WRITER: Marie Wilson
Space: the final frontier—When Captain James T. Kirk first spoke these words in the 1960s television series, Star Trek, few people could have predicted that within three years, we’d first step foot on the moon. Yet on 20 July, 1969, we did just that. The culmination of decades of pioneering technology, this historic moment represented a massive shift in what people believed was possible.
It required the development of new technologies that had impact far beyond and the moon, and it disrupted the way we thought about our world, and the technologies of flight and communication. Now near-earth space has become a communication highway, with an increasing number of sensors and communication relays that are an increasing focus of technological innovation on earth.
It required the development of new technologies that had impact far beyond NASA and the moon, and it disrupted the way we thought about our world, and the technologies behind flight and communication. Now, near-earth space has become a communication superhighway, with an increasing number of sensors and communication relays that are a burgeoning focus for technological innovation on earth.
Disruption, like innovation, has become a business buzzword. Disruption is typically used to describe innovations that displace – or dramatically interrupt—how we think, behave, live and do business. At once, it is both destructive and creative. We are in an era when space travel and rocketry are transitioning from government to the private sector, from enormous technical enterprises to micro-businesses and smart start-ups. This will disrupt a wide range of traditional supply chains and infrastructure, and change the assumptions in our businesses.
At the UniSA Business School, we are dealing with the disruption of business education globally. As a premier Australian business school—ranked in the top one per cent worldwide for our excellence in business, research and education—we support businesses to excel in a context of disruption. And with disruption at the forefront of today’s start-up landscape, it’s timely that this is the focus of our new issue of unisabusiness magazine.
From understanding the impact of new technologies, to exploring the exponential possibilities of innovations in space, this issue takes you through a journey of disruptive innovations poised to transform the world.
In The Sharing Economy, we consider the rise of peer-to-peer platforms, evaluating the impact of big-player start-ups, like Airbnb and Uber, as well as the new micro- entrepreneurs borne from their spin-outs. Without doubt, traditional businesses are feeling the pinch of collaborative consumption, and it’s apparent that greater regulatory input is needed in order to achieve synergy between the old and new.
We take both a step forward and a step back in time in The Future of Transport, where we assess the impact of autonomous transport and the likelihood of driverless cars, pilotless planes and other unmanned vehicles. With breakthrough technologies, economic, and sustainable practices leading the way, it seems just a matter of time before autonomous travel takes pride of place on our roads.

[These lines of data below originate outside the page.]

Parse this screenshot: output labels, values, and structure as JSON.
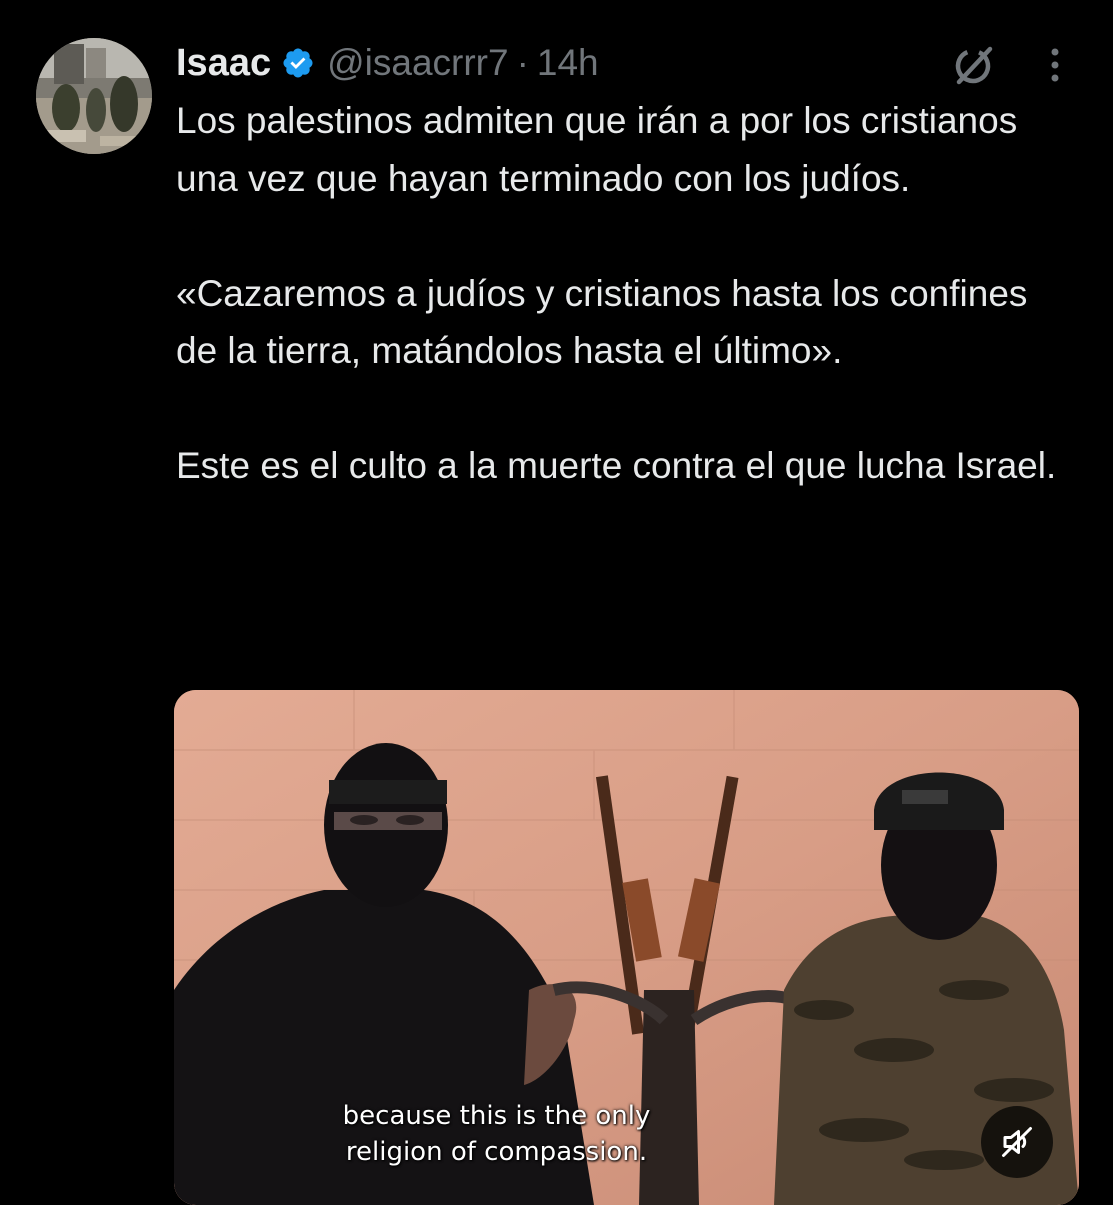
{
  "author": {
    "name": "Isaac",
    "handle": "@isaacrrr7",
    "separator": "·",
    "time": "14h",
    "verified": true
  },
  "tweet": {
    "paragraphs": [
      "Los palestinos admiten que irán a por los cristianos una vez que hayan terminado con los judíos.",
      "«Cazaremos a judíos y cristianos hasta los confines de la tierra, matándolos hasta el último».",
      "Este es el culto a la muerte contra el que lucha Israel."
    ]
  },
  "media": {
    "type": "video",
    "subtitle_line1": "because this is the only",
    "subtitle_line2": "religion of compassion.",
    "muted": true
  },
  "icons": {
    "verified": "verified-badge-icon",
    "grok": "grok-icon",
    "more": "more-options-icon",
    "mute": "muted-speaker-icon"
  },
  "colors": {
    "background": "#000000",
    "text": "#e7e9ea",
    "secondary": "#71767b",
    "verified": "#1d9bf0"
  }
}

New legislation from the Australian Securities and Investments Commission has also changed the state of play for start-ups, and in Decoding Equity Crowdfunding, we investigate the eligibility of publicly unlisted companies to raise funds from the ‘crowd’. With small companies now able to raise capital from groups of online investors, we’re likely to see significant and much welcomed growth in this sector.
This issue of unisabusiness magazine seeks to challenge and inspire you to think differently about the ever-changing business environment. Exploring transformative technologies and breakthrough innovations, it’s easy to see how disruption is now cemented in our everyday reality.
Our world is certainly changing; through this collection of articles we hope to help you keep up.